Content starts
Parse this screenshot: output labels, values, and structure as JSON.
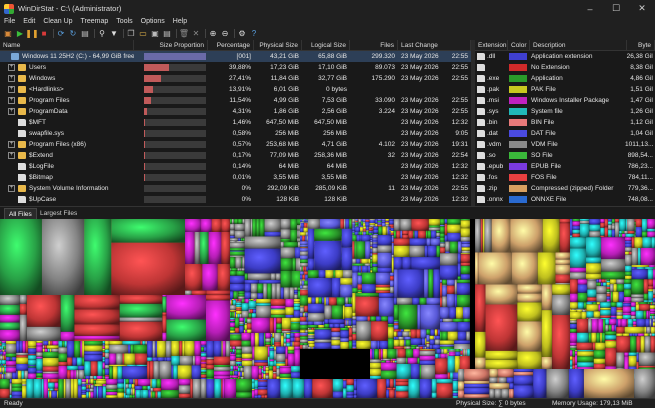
{
  "window": {
    "title": "WinDirStat - C:\\ (Administrator)"
  },
  "menu": [
    "File",
    "Edit",
    "Clean Up",
    "Treemap",
    "Tools",
    "Options",
    "Help"
  ],
  "toolbar": [
    {
      "name": "open-icon",
      "glyph": "▣",
      "color": "#d98a3a"
    },
    {
      "name": "play-icon",
      "glyph": "▶",
      "color": "#3bbf3b"
    },
    {
      "name": "pause-icon",
      "glyph": "❚❚",
      "color": "#e0a030"
    },
    {
      "name": "stop-icon",
      "glyph": "■",
      "color": "#d83a3a"
    },
    {
      "name": "refresh-icon",
      "glyph": "⟳",
      "color": "#5aa0e0"
    },
    {
      "name": "refresh-all-icon",
      "glyph": "↻",
      "color": "#5aa0e0"
    },
    {
      "name": "save-icon",
      "glyph": "▤",
      "color": "#bbbbbb"
    },
    {
      "name": "search-icon",
      "glyph": "⚲",
      "color": "#dddddd"
    },
    {
      "name": "filter-icon",
      "glyph": "▼",
      "color": "#dddddd"
    },
    {
      "name": "copy-icon",
      "glyph": "❐",
      "color": "#bbbbbb"
    },
    {
      "name": "explorer-icon",
      "glyph": "▭",
      "color": "#e8b84a"
    },
    {
      "name": "command-icon",
      "glyph": "▣",
      "color": "#bbbbbb"
    },
    {
      "name": "properties-icon",
      "glyph": "▤",
      "color": "#bbbbbb"
    },
    {
      "name": "trash-icon",
      "glyph": "🗑",
      "color": "#888888"
    },
    {
      "name": "delete-icon",
      "glyph": "✕",
      "color": "#888888"
    },
    {
      "name": "zoom-in-icon",
      "glyph": "⊕",
      "color": "#dddddd"
    },
    {
      "name": "zoom-out-icon",
      "glyph": "⊖",
      "color": "#dddddd"
    },
    {
      "name": "settings-icon",
      "glyph": "⚙",
      "color": "#dddddd"
    },
    {
      "name": "help-icon",
      "glyph": "?",
      "color": "#5aa0e0"
    }
  ],
  "tree": {
    "headers": [
      "Name",
      "Size Proportion",
      "Percentage",
      "Physical Size",
      "Logical Size",
      "Files",
      "Last Change"
    ],
    "rows": [
      {
        "name": "Windows 11 25H2 (C:) - 64,99 GiB free ...",
        "icon": "drive",
        "expander": "",
        "indent": 0,
        "pct": "[001]",
        "phys": "43,21 GiB",
        "log": "65,88 GiB",
        "files": "299.320",
        "date": "23 May 2026",
        "time": "22:55",
        "fill": 1.0,
        "sel": true
      },
      {
        "name": "Users",
        "icon": "folder",
        "expander": "+",
        "indent": 1,
        "pct": "39,88%",
        "phys": "17,23 GiB",
        "log": "17,10 GiB",
        "files": "89.073",
        "date": "23 May 2026",
        "time": "22:55",
        "fill": 0.3988
      },
      {
        "name": "Windows",
        "icon": "folder",
        "expander": "+",
        "indent": 1,
        "pct": "27,41%",
        "phys": "11,84 GiB",
        "log": "32,77 GiB",
        "files": "175.290",
        "date": "23 May 2026",
        "time": "22:55",
        "fill": 0.2741
      },
      {
        "name": "<Hardlinks>",
        "icon": "folder",
        "expander": "+",
        "indent": 1,
        "pct": "13,91%",
        "phys": "6,01 GiB",
        "log": "0 bytes",
        "files": "",
        "date": "",
        "time": "",
        "fill": 0.1391
      },
      {
        "name": "Program Files",
        "icon": "folder",
        "expander": "+",
        "indent": 1,
        "pct": "11,54%",
        "phys": "4,99 GiB",
        "log": "7,53 GiB",
        "files": "33.090",
        "date": "23 May 2026",
        "time": "22:55",
        "fill": 0.1154
      },
      {
        "name": "ProgramData",
        "icon": "folder",
        "expander": "+",
        "indent": 1,
        "pct": "4,31%",
        "phys": "1,86 GiB",
        "log": "2,56 GiB",
        "files": "3.224",
        "date": "23 May 2026",
        "time": "22:55",
        "fill": 0.0431
      },
      {
        "name": "$MFT",
        "icon": "file",
        "expander": "",
        "indent": 1,
        "pct": "1,46%",
        "phys": "647,50 MiB",
        "log": "647,50 MiB",
        "files": "",
        "date": "23 May 2026",
        "time": "12:32",
        "fill": 0.0146
      },
      {
        "name": "swapfile.sys",
        "icon": "file",
        "expander": "",
        "indent": 1,
        "pct": "0,58%",
        "phys": "256 MiB",
        "log": "256 MiB",
        "files": "",
        "date": "23 May 2026",
        "time": "9:05",
        "fill": 0.0058
      },
      {
        "name": "Program Files (x86)",
        "icon": "folder",
        "expander": "+",
        "indent": 1,
        "pct": "0,57%",
        "phys": "253,68 MiB",
        "log": "4,71 GiB",
        "files": "4.102",
        "date": "23 May 2026",
        "time": "19:31",
        "fill": 0.0057
      },
      {
        "name": "$Extend",
        "icon": "folder",
        "expander": "+",
        "indent": 1,
        "pct": "0,17%",
        "phys": "77,09 MiB",
        "log": "258,36 MiB",
        "files": "32",
        "date": "23 May 2026",
        "time": "22:54",
        "fill": 0.0017
      },
      {
        "name": "$LogFile",
        "icon": "file",
        "expander": "",
        "indent": 1,
        "pct": "0,14%",
        "phys": "64 MiB",
        "log": "64 MiB",
        "files": "",
        "date": "23 May 2026",
        "time": "12:32",
        "fill": 0.0014
      },
      {
        "name": "$Bitmap",
        "icon": "file",
        "expander": "",
        "indent": 1,
        "pct": "0,01%",
        "phys": "3,55 MiB",
        "log": "3,55 MiB",
        "files": "",
        "date": "23 May 2026",
        "time": "12:32",
        "fill": 0.0001
      },
      {
        "name": "System Volume Information",
        "icon": "folder",
        "expander": "+",
        "indent": 1,
        "pct": "0%",
        "phys": "292,09 KiB",
        "log": "285,09 KiB",
        "files": "11",
        "date": "23 May 2026",
        "time": "22:55",
        "fill": 0.0
      },
      {
        "name": "$UpCase",
        "icon": "file",
        "expander": "",
        "indent": 1,
        "pct": "0%",
        "phys": "128 KiB",
        "log": "128 KiB",
        "files": "",
        "date": "23 May 2026",
        "time": "12:32",
        "fill": 0.0
      }
    ]
  },
  "extensions": {
    "headers": [
      "Extension",
      "Color",
      "Description",
      "Byte"
    ],
    "rows": [
      {
        "ext": ".dll",
        "color": "#3f3fd0",
        "desc": "Application extension",
        "size": "26,38 GiI"
      },
      {
        "ext": "",
        "color": "#d02a2a",
        "desc": "No Extension",
        "size": "8,38 GiI"
      },
      {
        "ext": ".exe",
        "color": "#2a9a2a",
        "desc": "Application",
        "size": "4,86 GiI"
      },
      {
        "ext": ".pak",
        "color": "#c8c820",
        "desc": "PAK File",
        "size": "1,51 GiI"
      },
      {
        "ext": ".msi",
        "color": "#c020c0",
        "desc": "Windows Installer Package",
        "size": "1,47 GiI"
      },
      {
        "ext": ".sys",
        "color": "#20b8b8",
        "desc": "System file",
        "size": "1,26 GiI"
      },
      {
        "ext": ".bin",
        "color": "#e87a7a",
        "desc": "BIN File",
        "size": "1,12 GiI"
      },
      {
        "ext": ".dat",
        "color": "#4a4ae0",
        "desc": "DAT File",
        "size": "1,04 GiI"
      },
      {
        "ext": ".vdm",
        "color": "#8a8a8a",
        "desc": "VDM File",
        "size": "1011,13..."
      },
      {
        "ext": ".so",
        "color": "#3ab83a",
        "desc": "SO File",
        "size": "898,54..."
      },
      {
        "ext": ".epub",
        "color": "#7a3ae0",
        "desc": "EPUB File",
        "size": "786,23..."
      },
      {
        "ext": ".fos",
        "color": "#e84040",
        "desc": "FOS File",
        "size": "784,11..."
      },
      {
        "ext": ".zip",
        "color": "#d8a060",
        "desc": "Compressed (zipped) Folder",
        "size": "779,36..."
      },
      {
        "ext": ".onnx",
        "color": "#2a6ad0",
        "desc": "ONNXE File",
        "size": "748,08..."
      }
    ]
  },
  "tabs": [
    "All Files",
    "Largest Files"
  ],
  "status": {
    "left": "Ready",
    "physical": "Physical Size: ∑ 0 bytes",
    "memory": "Memory Usage: 179,13 MiB"
  }
}
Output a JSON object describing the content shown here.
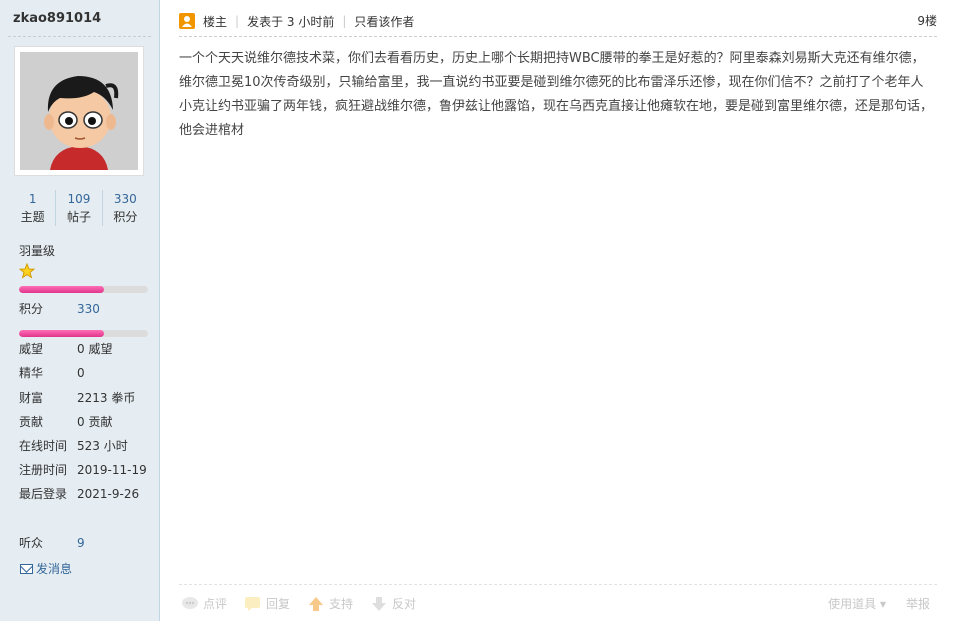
{
  "user": {
    "name": "zkao891014",
    "stats": [
      {
        "value": "1",
        "label": "主题"
      },
      {
        "value": "109",
        "label": "帖子"
      },
      {
        "value": "330",
        "label": "积分"
      }
    ],
    "level": "羽量级",
    "bar1_fill": 0.66,
    "bar2_fill": 0.66,
    "info": {
      "points": {
        "key": "积分",
        "value": "330"
      },
      "prestige": {
        "key": "威望",
        "value": "0 威望"
      },
      "elite": {
        "key": "精华",
        "value": "0"
      },
      "wealth": {
        "key": "财富",
        "value": "2213 拳币"
      },
      "contribution": {
        "key": "贡献",
        "value": "0 贡献"
      },
      "online": {
        "key": "在线时间",
        "value": "523 小时"
      },
      "register": {
        "key": "注册时间",
        "value": "2019-11-19"
      },
      "last_login": {
        "key": "最后登录",
        "value": "2021-9-26"
      },
      "listeners": {
        "key": "听众",
        "value": "9"
      }
    },
    "send_message": "发消息"
  },
  "post": {
    "owner_label": "楼主",
    "posted": "发表于 3 小时前",
    "only_author": "只看该作者",
    "floor": "9楼",
    "content": "一个个天天说维尔德技术菜，你们去看看历史，历史上哪个长期把持WBC腰带的拳王是好惹的？阿里泰森刘易斯大克还有维尔德，维尔德卫冕10次传奇级别，只输给富里，我一直说约书亚要是碰到维尔德死的比布雷泽乐还惨，现在你们信不？之前打了个老年人小克让约书亚骗了两年钱，疯狂避战维尔德，鲁伊兹让他露馅，现在乌西克直接让他瘫软在地，要是碰到富里维尔德，还是那句话，他会进棺材",
    "actions": {
      "rate": "点评",
      "reply": "回复",
      "support": "支持",
      "oppose": "反对",
      "tools": "使用道具",
      "report": "举报"
    }
  },
  "colors": {
    "sidebar_bg": "#e5edf2",
    "link": "#336699",
    "bar": "#e0358c"
  }
}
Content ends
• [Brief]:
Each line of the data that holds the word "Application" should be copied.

• [Output of the task]:
        "desc": "Application extension",
        "desc": "Application",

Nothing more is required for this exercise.